    The majority of jailbreakers are still honest, and pay for their software... if they didn't, why would Cydia have a store. If jailbreakers are equal to priates, why bother listing apps for sale on Cydia, when no-one would ever buy them.

    Finally, there's this piece of Grade A nonesense.

    "with a few clicks of a mouse (err.. touches), a user can install the game and use it for free. It‘s definitely more easy than setting up an account on iTunes or Google Play, filling out large forms and answering all security questions."

    Really... you honestly believe that.

    You honestly believe that for an iOS user it's EASIER to:

    - Disable OTA software updates.
    - Manually download the iPhone software
    - Download the Jailbreak software.
    - Jailbreak the phone (itself a technical, multi-step process)
    - Find and Add an illegal Repo to Cydia
    - Ignore the warning TELLING YOU that the repo has been reported to contain illegal software
    - Install another installer, and several hacks which allow you to install cracked IPAs.
    - Navigate the library of hacked apps, many of which are mis-catagorised, and may contain malware.
    - Choose a source for the software
    - Enter a Captcha
    - Often wait for 30 or more seconds
    - Avoid the misleading "Download" Advertisements, and pick the right download link
    - Tell it (often more than once) that you don't want to pay for the quicker download.
    - WAIT... While the app downloads at 30-50KB/s (and keep your iPhone from going to sleep and the download stopping when your wifi turns off!)
    - Install the app.
    - Later, rince and repeat the final 9 steps each time their is an update or new version, for every device you own, and be forever locked out of in app purchases for that app.

    Is easier than:
    - Input billing info once.
    - Find an app (either on the app store, or any review site / advert / QR code / whatever which will include a link to the app store)
    - Click "Purchase App"
    - Click "Buy"
    - Click "Update All" periodically.

    Nonesense and you know it.

    I have unfortunately been forced to go through the above process, not because I steal software, but because one app I use regularly, is tied to a $1000 POS server, and its an ABSOLUTE NIGHTMARE, and I consider myself technically competent.

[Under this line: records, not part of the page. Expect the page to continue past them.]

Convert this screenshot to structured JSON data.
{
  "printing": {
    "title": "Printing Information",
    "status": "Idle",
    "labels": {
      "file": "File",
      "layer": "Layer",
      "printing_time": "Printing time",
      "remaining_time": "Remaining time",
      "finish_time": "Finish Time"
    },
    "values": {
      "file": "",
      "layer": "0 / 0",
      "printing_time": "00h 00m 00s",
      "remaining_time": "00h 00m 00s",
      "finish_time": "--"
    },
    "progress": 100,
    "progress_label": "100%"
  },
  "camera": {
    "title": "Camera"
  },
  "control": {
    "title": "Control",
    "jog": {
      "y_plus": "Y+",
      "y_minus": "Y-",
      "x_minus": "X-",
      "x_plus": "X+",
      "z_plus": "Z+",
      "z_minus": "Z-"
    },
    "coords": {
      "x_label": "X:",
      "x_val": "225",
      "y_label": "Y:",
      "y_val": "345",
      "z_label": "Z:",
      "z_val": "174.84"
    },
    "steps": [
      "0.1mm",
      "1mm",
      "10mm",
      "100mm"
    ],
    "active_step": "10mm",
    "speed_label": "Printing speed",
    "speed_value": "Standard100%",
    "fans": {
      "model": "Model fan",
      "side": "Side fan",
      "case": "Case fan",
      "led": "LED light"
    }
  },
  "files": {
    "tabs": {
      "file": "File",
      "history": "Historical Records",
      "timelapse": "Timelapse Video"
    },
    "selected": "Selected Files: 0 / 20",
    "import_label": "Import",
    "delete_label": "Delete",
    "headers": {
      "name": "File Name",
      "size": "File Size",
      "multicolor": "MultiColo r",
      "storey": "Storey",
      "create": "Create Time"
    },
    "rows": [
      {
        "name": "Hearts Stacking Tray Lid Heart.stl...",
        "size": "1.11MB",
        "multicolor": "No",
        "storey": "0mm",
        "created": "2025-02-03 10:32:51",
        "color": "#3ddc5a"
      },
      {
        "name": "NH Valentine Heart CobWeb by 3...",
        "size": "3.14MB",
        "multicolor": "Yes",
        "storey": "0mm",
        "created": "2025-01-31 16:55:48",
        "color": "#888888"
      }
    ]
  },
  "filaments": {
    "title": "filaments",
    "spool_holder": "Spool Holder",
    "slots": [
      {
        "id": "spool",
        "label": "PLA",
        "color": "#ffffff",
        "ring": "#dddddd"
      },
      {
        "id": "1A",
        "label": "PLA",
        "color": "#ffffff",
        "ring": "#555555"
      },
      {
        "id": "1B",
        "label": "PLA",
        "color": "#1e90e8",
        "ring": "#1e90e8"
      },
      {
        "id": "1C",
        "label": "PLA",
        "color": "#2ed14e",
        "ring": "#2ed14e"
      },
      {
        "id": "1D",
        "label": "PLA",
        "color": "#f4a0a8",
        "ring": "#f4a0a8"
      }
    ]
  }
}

Unfortunately, I cannot afford upgrade the server to the newest version, but an update of the iOS app discontinued support for my older server, and the App Store contains no way to downgrade, or reinstall an older version, so this was my only option.

    Believe me when I say, paying 99c is much easier for most customers. If he's complaining, perhaps it's just because people didn't like his app, and didn't want to buy it, and he's so convinced that he has the next Angry Birds, that phantom "Piracy" must be the only reason he can explain it, not that his game just isn't that good.

    Apple has paid over $4 BILLION to developers so far... explain to me again how iOS app piracy is hurting app sales!